internal energy | collectve energy of molecules measured on a microscopic scale, often referred to as heat, thermal energy, state function |

zeroth law of thermodynamics | two bodies in thermal equilibrium share a thermodynamic property - which is a state function -- TEMPERATURE EXISTS |

KEavg = | =3/2*kT where k is Boltzman constant |

enthalpy | manmade property that accounts for extra capacity to to PV work, defined as H = U + PV, not conserved like energy, not constant (of the universe), state function |

change in enthalpy at constant pressure | delta(H) = delta(U) + P*delta(V) |

standard enthalpy of formation | change in enthalpy for rxn that creates 1 mole of a cmpd from raw elements in their standard state |
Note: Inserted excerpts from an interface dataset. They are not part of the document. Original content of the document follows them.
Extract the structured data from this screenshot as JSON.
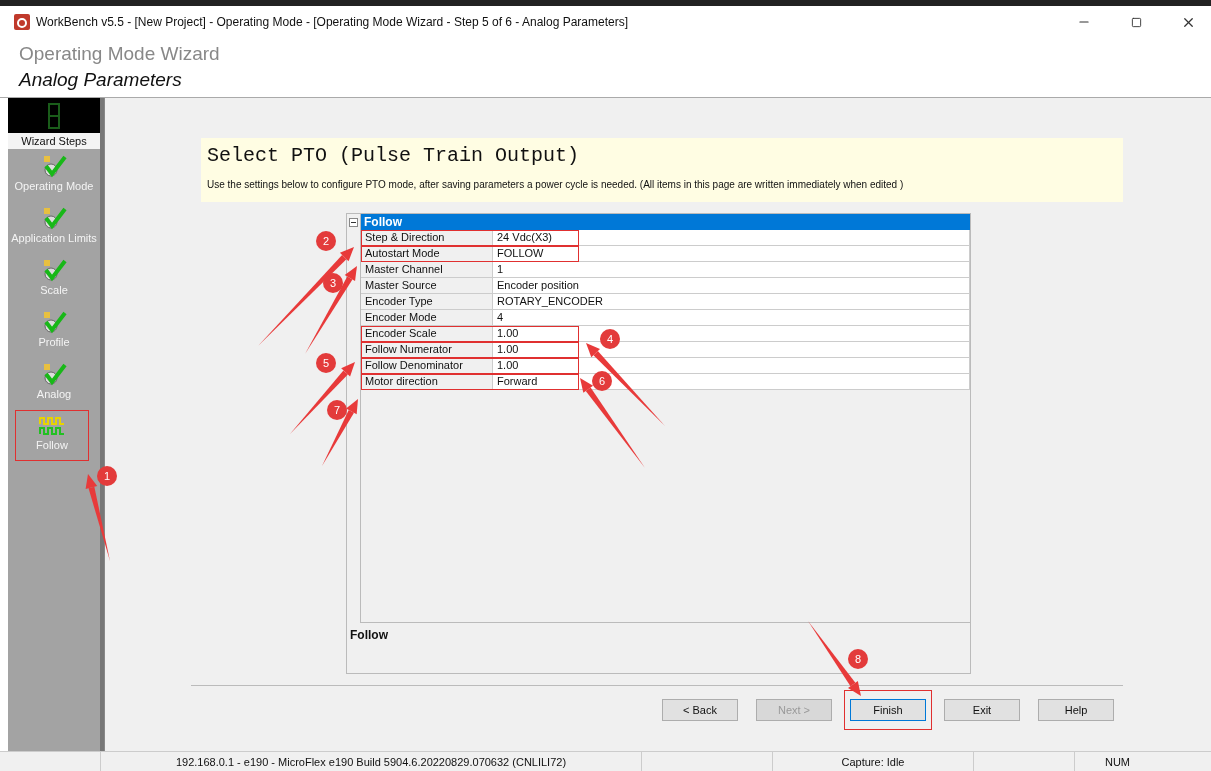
{
  "window": {
    "title": "WorkBench v5.5 - [New Project] - Operating Mode - [Operating Mode Wizard - Step 5 of 6 - Analog Parameters]"
  },
  "header": {
    "title": "Operating Mode Wizard",
    "subtitle": "Analog Parameters"
  },
  "sidebar": {
    "title": "Wizard Steps",
    "items": [
      {
        "label": "Operating Mode",
        "kind": "check",
        "highlighted": false
      },
      {
        "label": "Application Limits",
        "kind": "check",
        "highlighted": false
      },
      {
        "label": "Scale",
        "kind": "check",
        "highlighted": false
      },
      {
        "label": "Profile",
        "kind": "check",
        "highlighted": false
      },
      {
        "label": "Analog",
        "kind": "check",
        "highlighted": false
      },
      {
        "label": "Follow",
        "kind": "wave",
        "highlighted": true
      }
    ]
  },
  "intro": {
    "title": "Select PTO (Pulse Train Output)",
    "text": "Use the settings below to configure PTO mode, after saving parameters a power cycle is needed. (All items in this page are written immediately when edited )"
  },
  "property_grid": {
    "category": "Follow",
    "expanded": true,
    "rows": [
      {
        "name": "Step & Direction",
        "value": "24 Vdc(X3)",
        "highlighted": true
      },
      {
        "name": "Autostart Mode",
        "value": "FOLLOW",
        "highlighted": true
      },
      {
        "name": "Master Channel",
        "value": "1",
        "highlighted": false
      },
      {
        "name": "Master Source",
        "value": "Encoder position",
        "highlighted": false
      },
      {
        "name": "Encoder Type",
        "value": "ROTARY_ENCODER",
        "highlighted": false
      },
      {
        "name": "Encoder Mode",
        "value": "4",
        "highlighted": false
      },
      {
        "name": "Encoder Scale",
        "value": "1.00",
        "highlighted": true
      },
      {
        "name": "Follow Numerator",
        "value": "1.00",
        "highlighted": true
      },
      {
        "name": "Follow Denominator",
        "value": "1.00",
        "highlighted": true
      },
      {
        "name": "Motor direction",
        "value": "Forward",
        "highlighted": true
      }
    ],
    "description_title": "Follow"
  },
  "buttons": [
    {
      "label": "< Back",
      "disabled": false,
      "focused": false,
      "highlighted": false
    },
    {
      "label": "Next >",
      "disabled": true,
      "focused": false,
      "highlighted": false
    },
    {
      "label": "Finish",
      "disabled": false,
      "focused": true,
      "highlighted": true
    },
    {
      "label": "Exit",
      "disabled": false,
      "focused": false,
      "highlighted": false
    },
    {
      "label": "Help",
      "disabled": false,
      "focused": false,
      "highlighted": false
    }
  ],
  "status_bar": [
    "192.168.0.1 - e190 - MicroFlex e190 Build 5904.6.20220829.070632 (CNLILI72)",
    "Capture: Idle",
    "NUM"
  ],
  "annotations": [
    {
      "number": "1"
    },
    {
      "number": "2"
    },
    {
      "number": "3"
    },
    {
      "number": "4"
    },
    {
      "number": "5"
    },
    {
      "number": "6"
    },
    {
      "number": "7"
    },
    {
      "number": "8"
    }
  ]
}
if gas is not part of the rxn, the enthalpy change is... | equal to the heat, which in the absense of work is equal to a change in energy |

heat of rxn | delta(Hrxn) = delta(Hf of products) - delta(Hf of reactants) |

Hess' law | when you add rxns, you can add their enthalpies; also, forward rxn = neg of reverse rxn |

exothermic rxns have a positive or negative enthalpy | negative |

endothermic have a positive or negative enthalpy | postive |

if gas is not part of the rxn, the enthalpy change is... | equal to the heat, which in the absense of work is equal to a change in energy |

heat of rxn | delta(Hrxn) = delta(Hf of products) - delta(Hf of reactants) |

Hess' law | when you add rxns, you can add their enthalpies; also, forward rxn = neg of reverse rxn |

exothermic rxns have a positive or negative enthalpy | negative |

endothermic have a positive or negative enthalpy | postive |

if gas is not part of the rxn, the enthalpy change is... | equal to the heat, which in the absense of work is equal to a change in energy |

heat of rxn | delta(Hrxn) = delta(Hf of products) - delta(Hf of reactants) |

Hess' law | when you add rxns, you can add their enthalpies; also, forward rxn = neg of reverse rxn |

exothermic rxns have a positive or negative enthalpy | negative |

endothermic have a positive or negative enthalpy | postive |

if gas is not part of the rxn, the enthalpy change is... | equal to the heat, which in the absense of work is equal to a change in energy |

heat of rxn | delta(Hrxn) = delta(Hf of products) - delta(Hf of reactants) |

Hess' law | when you add rxns, you can add their enthalpies; also, forward rxn = neg of reverse rxn |

exothermic rxns have a positive or negative enthalpy | negative |

endothermic rxns have a positive or negative enthalpy | positive |

entropy | nature's tendency to create the most probable situation that can occur w/in a situation, state f(x), extensivy property (increases w/ amt of substance) |

delta(Suniverse) | >=0 = delta(Ssystem) + delta(Ssurroundings) |

entropy of system can decrease only if | at the same time, the entropy of the surroundings increase by a greater or equal magnitude |

ideal reactions create how much entropy change? | zero - meaning they are reversible |

if a rxn is unfavorable in terms of enthalpy, but increases entropy, will the rxn occur? | yes, entropy is the driving force that dictates whether or not it will proceed |

3rd law of thermodynamics | assigns by convention a zero entropy value to any pure substance at absolute zero and in internal equilibrium |

units of entropy? | J/K |

change in entropy related to heat eqn | delta(S) = dqrev/T where dqrev is the infinitesimal change in heat per kelvin |

Gibb's free energy | delta(G) = delta(H) - T*delta(S) (all of the system not surroundings), extensive property, state function, represents maximum non-PV work available from rxn |

when delta(G) is negative… | the rxn is spontaneous |

with +delta(H) and -delta(S), delta(G) will be.. | positive |

with -delta(H) and +delta(S), delta(G) will be… | negative |

what is value of gibb's free energy at equilibrium? | zero |

when both enthalpy and entropy are the same sign, free energy will be.. | positive or negative, therefore spontaneity of rxn will depend on the temperature |